What lines of the material below hold the string "Today"? Copy them out.

------ THE RECORDS ------

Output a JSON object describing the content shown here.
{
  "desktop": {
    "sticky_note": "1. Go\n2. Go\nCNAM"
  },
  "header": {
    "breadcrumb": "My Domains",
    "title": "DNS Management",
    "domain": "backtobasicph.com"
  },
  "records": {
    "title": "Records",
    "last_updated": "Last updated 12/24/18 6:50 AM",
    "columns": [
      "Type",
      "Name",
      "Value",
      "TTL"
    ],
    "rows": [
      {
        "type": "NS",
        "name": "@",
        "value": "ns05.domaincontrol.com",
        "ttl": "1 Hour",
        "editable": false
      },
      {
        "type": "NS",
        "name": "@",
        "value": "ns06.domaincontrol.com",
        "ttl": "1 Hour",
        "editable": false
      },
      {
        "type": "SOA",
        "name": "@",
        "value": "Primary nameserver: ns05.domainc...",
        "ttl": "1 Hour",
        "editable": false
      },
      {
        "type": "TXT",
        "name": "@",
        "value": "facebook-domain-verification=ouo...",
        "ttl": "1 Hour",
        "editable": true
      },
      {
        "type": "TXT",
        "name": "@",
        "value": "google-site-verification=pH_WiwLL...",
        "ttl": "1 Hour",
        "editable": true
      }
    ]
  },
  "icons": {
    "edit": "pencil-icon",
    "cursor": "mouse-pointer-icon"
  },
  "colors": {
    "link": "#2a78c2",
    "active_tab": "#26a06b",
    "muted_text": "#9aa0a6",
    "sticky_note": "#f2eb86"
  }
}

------
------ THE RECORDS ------

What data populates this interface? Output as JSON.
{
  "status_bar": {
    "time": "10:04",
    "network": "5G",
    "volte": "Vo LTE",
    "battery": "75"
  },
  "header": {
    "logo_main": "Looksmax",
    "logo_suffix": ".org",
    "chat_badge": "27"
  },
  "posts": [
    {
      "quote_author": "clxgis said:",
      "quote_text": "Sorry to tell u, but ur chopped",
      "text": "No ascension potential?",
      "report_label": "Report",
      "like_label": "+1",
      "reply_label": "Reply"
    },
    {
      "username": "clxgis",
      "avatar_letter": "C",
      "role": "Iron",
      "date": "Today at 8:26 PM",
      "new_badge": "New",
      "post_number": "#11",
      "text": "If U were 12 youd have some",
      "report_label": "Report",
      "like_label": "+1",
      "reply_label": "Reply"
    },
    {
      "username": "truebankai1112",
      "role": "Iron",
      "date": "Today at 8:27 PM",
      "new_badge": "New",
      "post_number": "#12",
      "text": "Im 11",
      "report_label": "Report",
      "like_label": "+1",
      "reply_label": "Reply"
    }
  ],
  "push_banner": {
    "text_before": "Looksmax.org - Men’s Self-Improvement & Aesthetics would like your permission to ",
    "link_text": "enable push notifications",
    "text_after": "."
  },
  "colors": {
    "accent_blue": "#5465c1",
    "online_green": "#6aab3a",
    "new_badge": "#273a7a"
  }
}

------

# RESPONSE TO THE TASK:
      "date": "Today at 8:26 PM",
      "date": "Today at 8:27 PM",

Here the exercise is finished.